Writing Proposals

All proposals should capture the full breadth of the discovery process costs. Meetings, discovery work, management overhead-- all of these need to be factored into the final price. The discovery process gives us a good view of what these costs will be.

Proposals are generated using Proposify, sometimes with accompanying documents. Here is an example proposal.

If a project is fixed-cost (that is, not to be long-term or iteratively developed), the proposal should contain the full estimated hours of the work, including time spent on discovery if it has not already been billed. Including the estimates sheet from the discovery process is recommended. You should always send the main discovery document.

If it is to be iteratively developed, the proposal should include the expected monthly development hours in one of the time banks at the bottom of the proposal template, rather than a lump sum. The proposal should be accompanied by the estimates spreadsheet, and the main discovery document, as always. Depending on the size and length of the engagement, a supplementary sheet showing year-by-year budget needs may also be necessary-- in most cases a client will ask for this if required.

Additionally, always send a link to this article to clients who will be engaging in iterative development with us, and make it clear that as we learn more about the project, the actual costs, features, and other work, are likely to change. Emphasize that estimates are based on what we know at this time only.

Transparency in Pricing

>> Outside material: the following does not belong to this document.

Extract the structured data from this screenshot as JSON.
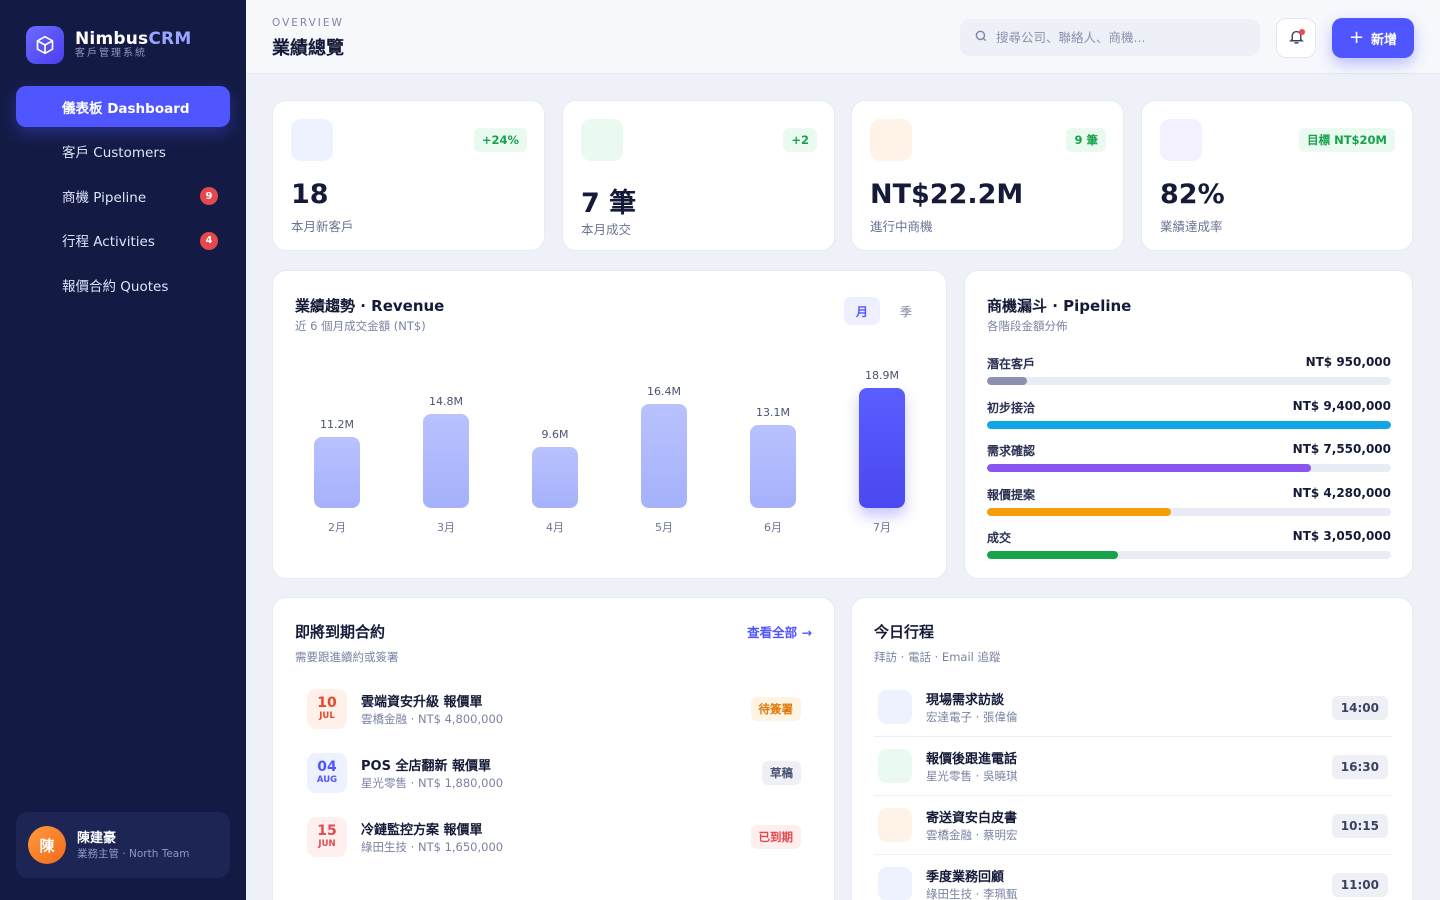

Including the estimates spreadsheet is important to make pricing transparent. While it is possible to 'roll' discovery and management hours into individual development tasks to pad them for required overhead, this makes a full understanding of how resources are to be spent difficult. It also requires a lot of manual work from the proposal writer to 'make everything fit.' It's better to dispense with this and lay out the costs out as transparently as possible.